* _TASK BRIEF_
Make an exact copy of the data below, leaving out every picture.

**** INFORMATION SHOWN

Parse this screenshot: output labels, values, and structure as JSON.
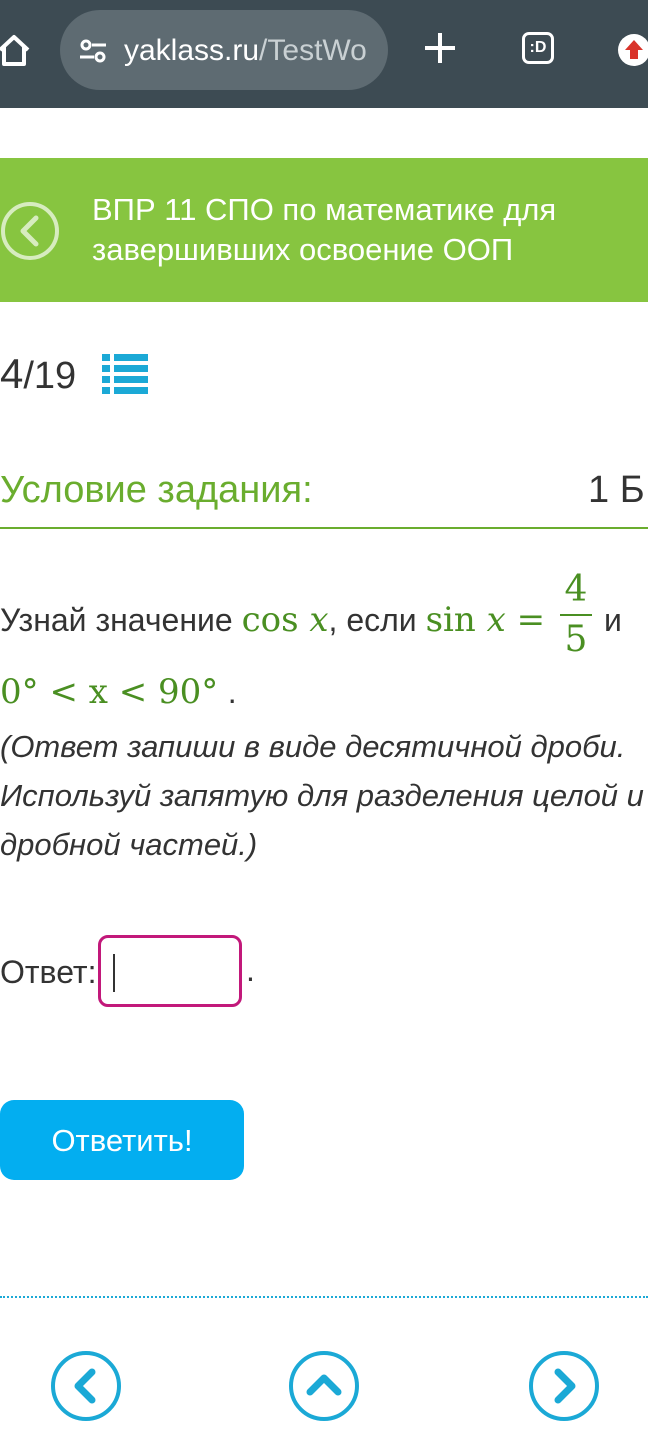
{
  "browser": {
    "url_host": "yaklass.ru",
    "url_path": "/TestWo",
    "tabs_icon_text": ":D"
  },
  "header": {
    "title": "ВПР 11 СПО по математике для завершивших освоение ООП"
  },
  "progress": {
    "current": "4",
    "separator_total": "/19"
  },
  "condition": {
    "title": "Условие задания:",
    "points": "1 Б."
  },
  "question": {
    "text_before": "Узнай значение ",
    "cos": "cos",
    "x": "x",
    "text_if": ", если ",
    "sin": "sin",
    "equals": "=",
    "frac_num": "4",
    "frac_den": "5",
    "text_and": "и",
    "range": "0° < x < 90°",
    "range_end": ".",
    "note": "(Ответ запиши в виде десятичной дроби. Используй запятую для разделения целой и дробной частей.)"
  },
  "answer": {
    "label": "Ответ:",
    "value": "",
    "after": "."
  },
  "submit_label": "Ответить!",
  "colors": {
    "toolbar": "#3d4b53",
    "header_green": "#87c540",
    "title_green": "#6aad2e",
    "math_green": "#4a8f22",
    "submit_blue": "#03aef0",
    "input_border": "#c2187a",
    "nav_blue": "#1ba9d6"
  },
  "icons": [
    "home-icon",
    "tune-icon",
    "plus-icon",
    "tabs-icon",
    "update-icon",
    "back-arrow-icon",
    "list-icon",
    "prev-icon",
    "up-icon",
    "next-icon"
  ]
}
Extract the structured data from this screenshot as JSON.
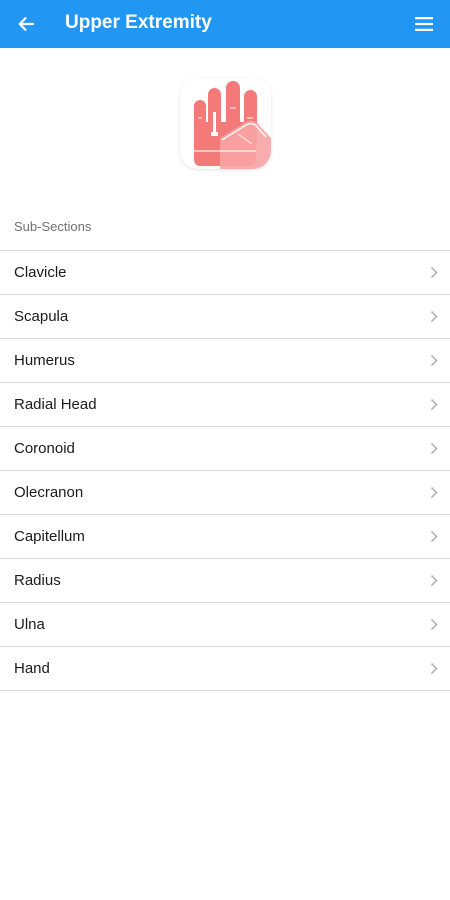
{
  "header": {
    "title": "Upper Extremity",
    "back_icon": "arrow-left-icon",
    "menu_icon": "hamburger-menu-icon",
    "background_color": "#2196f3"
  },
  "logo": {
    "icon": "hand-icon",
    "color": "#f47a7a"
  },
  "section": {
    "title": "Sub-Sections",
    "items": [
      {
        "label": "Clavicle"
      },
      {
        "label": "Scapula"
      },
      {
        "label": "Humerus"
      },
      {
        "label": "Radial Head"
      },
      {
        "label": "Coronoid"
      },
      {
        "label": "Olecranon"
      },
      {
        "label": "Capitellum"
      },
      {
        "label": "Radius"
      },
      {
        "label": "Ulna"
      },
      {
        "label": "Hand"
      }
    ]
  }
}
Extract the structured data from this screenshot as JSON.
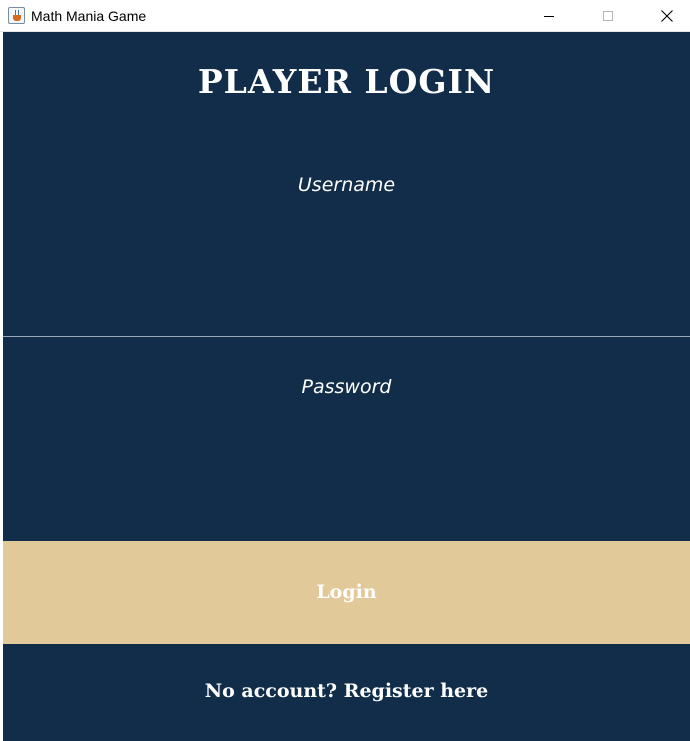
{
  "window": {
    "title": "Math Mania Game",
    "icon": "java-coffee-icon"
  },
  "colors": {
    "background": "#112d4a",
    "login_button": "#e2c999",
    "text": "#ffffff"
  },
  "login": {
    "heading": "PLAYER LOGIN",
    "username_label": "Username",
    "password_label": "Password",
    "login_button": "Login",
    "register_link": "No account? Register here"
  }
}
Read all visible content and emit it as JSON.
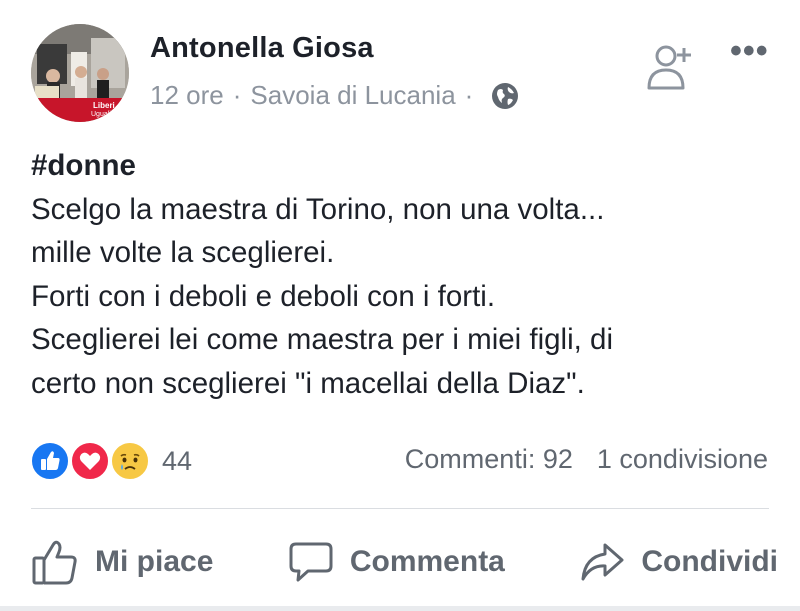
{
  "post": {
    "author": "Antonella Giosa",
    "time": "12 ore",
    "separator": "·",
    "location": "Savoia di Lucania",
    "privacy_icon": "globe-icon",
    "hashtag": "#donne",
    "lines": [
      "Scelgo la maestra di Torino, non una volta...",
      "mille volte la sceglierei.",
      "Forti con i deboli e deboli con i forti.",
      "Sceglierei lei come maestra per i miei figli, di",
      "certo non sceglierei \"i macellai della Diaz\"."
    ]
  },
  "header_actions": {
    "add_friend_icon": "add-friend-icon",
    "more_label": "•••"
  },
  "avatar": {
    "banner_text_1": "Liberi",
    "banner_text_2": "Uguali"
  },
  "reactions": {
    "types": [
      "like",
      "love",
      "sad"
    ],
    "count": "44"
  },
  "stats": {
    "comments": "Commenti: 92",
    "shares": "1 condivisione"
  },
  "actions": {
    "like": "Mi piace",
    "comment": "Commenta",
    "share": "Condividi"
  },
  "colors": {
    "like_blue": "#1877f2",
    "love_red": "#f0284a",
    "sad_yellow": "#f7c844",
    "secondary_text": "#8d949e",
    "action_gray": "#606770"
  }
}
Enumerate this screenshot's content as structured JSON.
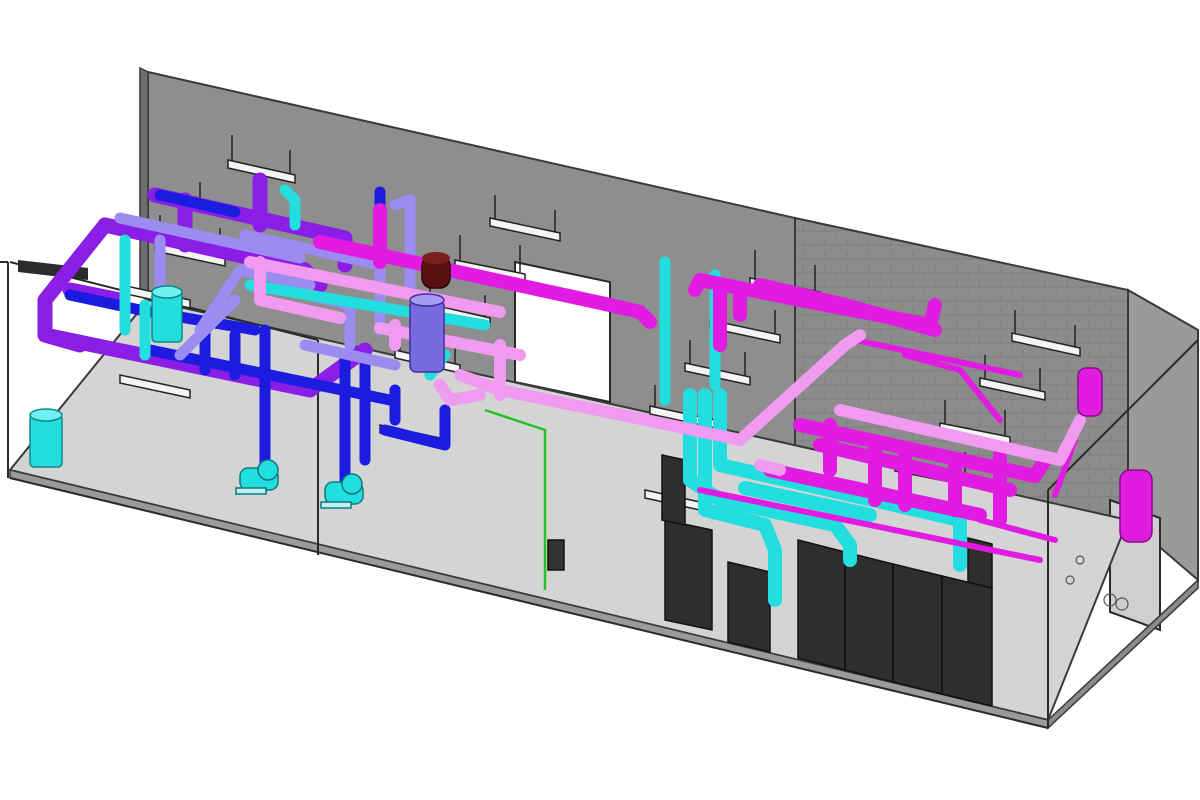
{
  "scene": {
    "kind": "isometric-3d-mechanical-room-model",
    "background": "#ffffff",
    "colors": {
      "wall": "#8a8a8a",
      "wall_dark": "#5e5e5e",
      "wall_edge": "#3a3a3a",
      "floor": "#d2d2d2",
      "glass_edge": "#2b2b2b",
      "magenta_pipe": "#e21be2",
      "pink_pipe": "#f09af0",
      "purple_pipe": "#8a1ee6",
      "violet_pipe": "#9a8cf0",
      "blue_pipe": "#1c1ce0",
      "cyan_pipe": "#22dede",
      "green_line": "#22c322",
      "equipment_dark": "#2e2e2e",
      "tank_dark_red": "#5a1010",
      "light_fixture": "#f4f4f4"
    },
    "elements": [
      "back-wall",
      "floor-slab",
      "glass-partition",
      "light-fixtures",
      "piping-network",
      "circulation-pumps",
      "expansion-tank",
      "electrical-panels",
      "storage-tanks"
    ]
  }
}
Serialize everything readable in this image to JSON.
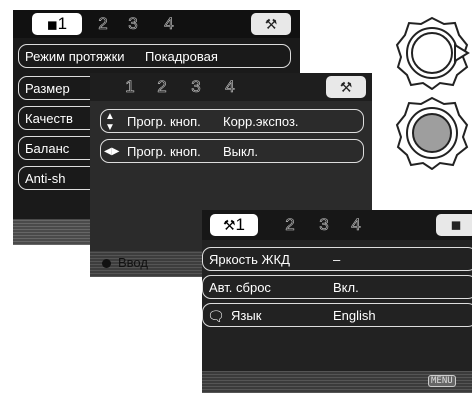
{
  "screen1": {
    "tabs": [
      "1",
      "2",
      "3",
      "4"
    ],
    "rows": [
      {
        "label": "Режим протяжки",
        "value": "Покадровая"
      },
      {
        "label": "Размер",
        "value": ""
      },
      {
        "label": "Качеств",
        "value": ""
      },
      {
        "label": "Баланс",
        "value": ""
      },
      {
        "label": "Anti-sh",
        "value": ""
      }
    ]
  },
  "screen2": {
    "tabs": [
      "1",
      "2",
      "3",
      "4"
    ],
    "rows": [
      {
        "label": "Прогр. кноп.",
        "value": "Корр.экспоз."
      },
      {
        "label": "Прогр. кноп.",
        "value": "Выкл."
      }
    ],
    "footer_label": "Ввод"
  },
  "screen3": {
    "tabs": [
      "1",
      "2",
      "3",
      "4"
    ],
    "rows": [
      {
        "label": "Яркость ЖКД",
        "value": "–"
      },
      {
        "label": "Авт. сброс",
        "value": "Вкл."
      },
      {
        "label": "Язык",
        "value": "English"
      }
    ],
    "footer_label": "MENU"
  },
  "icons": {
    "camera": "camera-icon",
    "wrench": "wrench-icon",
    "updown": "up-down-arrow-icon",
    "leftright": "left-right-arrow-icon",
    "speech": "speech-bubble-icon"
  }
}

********

* _RESPONSE TO THE EXERCISE_
Parse this screenshot: output labels, values, and structure as JSON.
{
  "browser": {
    "url_host": "yaklass.ru",
    "url_path": "/TestWo",
    "tabs_icon_text": ":D"
  },
  "header": {
    "title": "ВПР 11 СПО по математике для завершивших освоение ООП"
  },
  "progress": {
    "current": "4",
    "separator_total": "/19"
  },
  "condition": {
    "title": "Условие задания:",
    "points": "1 Б."
  },
  "question": {
    "text_before": "Узнай значение ",
    "cos": "cos",
    "x": "x",
    "text_if": ", если ",
    "sin": "sin",
    "equals": "=",
    "frac_num": "4",
    "frac_den": "5",
    "text_and": "и",
    "range": "0° < x < 90°",
    "range_end": ".",
    "note": "(Ответ запиши в виде десятичной дроби. Используй запятую для разделения целой и дробной частей.)"
  },
  "answer": {
    "label": "Ответ:",
    "value": "",
    "after": "."
  },
  "submit_label": "Ответить!",
  "colors": {
    "toolbar": "#3d4b53",
    "header_green": "#87c540",
    "title_green": "#6aad2e",
    "math_green": "#4a8f22",
    "submit_blue": "#03aef0",
    "input_border": "#c2187a",
    "nav_blue": "#1ba9d6"
  },
  "icons": [
    "home-icon",
    "tune-icon",
    "plus-icon",
    "tabs-icon",
    "update-icon",
    "back-arrow-icon",
    "list-icon",
    "prev-icon",
    "up-icon",
    "next-icon"
  ]
}
Extract the structured data from this screenshot as JSON.
{
  "header": {
    "title": "Upper Extremity",
    "back_icon": "arrow-left-icon",
    "menu_icon": "hamburger-menu-icon",
    "background_color": "#2196f3"
  },
  "logo": {
    "icon": "hand-icon",
    "color": "#f47a7a"
  },
  "section": {
    "title": "Sub-Sections",
    "items": [
      {
        "label": "Clavicle"
      },
      {
        "label": "Scapula"
      },
      {
        "label": "Humerus"
      },
      {
        "label": "Radial Head"
      },
      {
        "label": "Coronoid"
      },
      {
        "label": "Olecranon"
      },
      {
        "label": "Capitellum"
      },
      {
        "label": "Radius"
      },
      {
        "label": "Ulna"
      },
      {
        "label": "Hand"
      }
    ]
  }
}
Extract the structured data from this screenshot as JSON.
{
  "window": {
    "title": "Math Mania Game",
    "icon": "java-coffee-icon"
  },
  "colors": {
    "background": "#112d4a",
    "login_button": "#e2c999",
    "text": "#ffffff"
  },
  "login": {
    "heading": "PLAYER LOGIN",
    "username_label": "Username",
    "password_label": "Password",
    "login_button": "Login",
    "register_link": "No account? Register here"
  }
}
Read all visible content and emit it as JSON.
{
  "post": {
    "author": "Antonella Giosa",
    "time": "12 ore",
    "separator": "·",
    "location": "Savoia di Lucania",
    "privacy_icon": "globe-icon",
    "hashtag": "#donne",
    "lines": [
      "Scelgo la maestra di Torino, non una volta...",
      "mille volte la sceglierei.",
      "Forti con i deboli e deboli con i forti.",
      "Sceglierei lei come maestra per i miei figli, di",
      "certo non sceglierei \"i macellai della Diaz\"."
    ]
  },
  "header_actions": {
    "add_friend_icon": "add-friend-icon",
    "more_label": "•••"
  },
  "avatar": {
    "banner_text_1": "Liberi",
    "banner_text_2": "Uguali"
  },
  "reactions": {
    "types": [
      "like",
      "love",
      "sad"
    ],
    "count": "44"
  },
  "stats": {
    "comments": "Commenti: 92",
    "shares": "1 condivisione"
  },
  "actions": {
    "like": "Mi piace",
    "comment": "Commenta",
    "share": "Condividi"
  },
  "colors": {
    "like_blue": "#1877f2",
    "love_red": "#f0284a",
    "sad_yellow": "#f7c844",
    "secondary_text": "#8d949e",
    "action_gray": "#606770"
  }
}
Enumerate this screenshot's content as structured JSON.
{
  "scene": {
    "kind": "isometric-3d-mechanical-room-model",
    "background": "#ffffff",
    "colors": {
      "wall": "#8a8a8a",
      "wall_dark": "#5e5e5e",
      "wall_edge": "#3a3a3a",
      "floor": "#d2d2d2",
      "glass_edge": "#2b2b2b",
      "magenta_pipe": "#e21be2",
      "pink_pipe": "#f09af0",
      "purple_pipe": "#8a1ee6",
      "violet_pipe": "#9a8cf0",
      "blue_pipe": "#1c1ce0",
      "cyan_pipe": "#22dede",
      "green_line": "#22c322",
      "equipment_dark": "#2e2e2e",
      "tank_dark_red": "#5a1010",
      "light_fixture": "#f4f4f4"
    },
    "elements": [
      "back-wall",
      "floor-slab",
      "glass-partition",
      "light-fixtures",
      "piping-network",
      "circulation-pumps",
      "expansion-tank",
      "electrical-panels",
      "storage-tanks"
    ]
  }
}
Serialize everything readable in this image to JSON.
{
  "screen1": {
    "tabs": [
      "1",
      "2",
      "3",
      "4"
    ],
    "rows": [
      {
        "label": "Режим протяжки",
        "value": "Покадровая"
      },
      {
        "label": "Размер",
        "value": ""
      },
      {
        "label": "Качеств",
        "value": ""
      },
      {
        "label": "Баланс",
        "value": ""
      },
      {
        "label": "Anti-sh",
        "value": ""
      }
    ]
  },
  "screen2": {
    "tabs": [
      "1",
      "2",
      "3",
      "4"
    ],
    "rows": [
      {
        "label": "Прогр. кноп.",
        "value": "Корр.экспоз."
      },
      {
        "label": "Прогр. кноп.",
        "value": "Выкл."
      }
    ],
    "footer_label": "Ввод"
  },
  "screen3": {
    "tabs": [
      "1",
      "2",
      "3",
      "4"
    ],
    "rows": [
      {
        "label": "Яркость ЖКД",
        "value": "–"
      },
      {
        "label": "Авт. сброс",
        "value": "Вкл."
      },
      {
        "label": "Язык",
        "value": "English"
      }
    ],
    "footer_label": "MENU"
  },
  "icons": {
    "camera": "camera-icon",
    "wrench": "wrench-icon",
    "updown": "up-down-arrow-icon",
    "leftright": "left-right-arrow-icon",
    "speech": "speech-bubble-icon"
  }
}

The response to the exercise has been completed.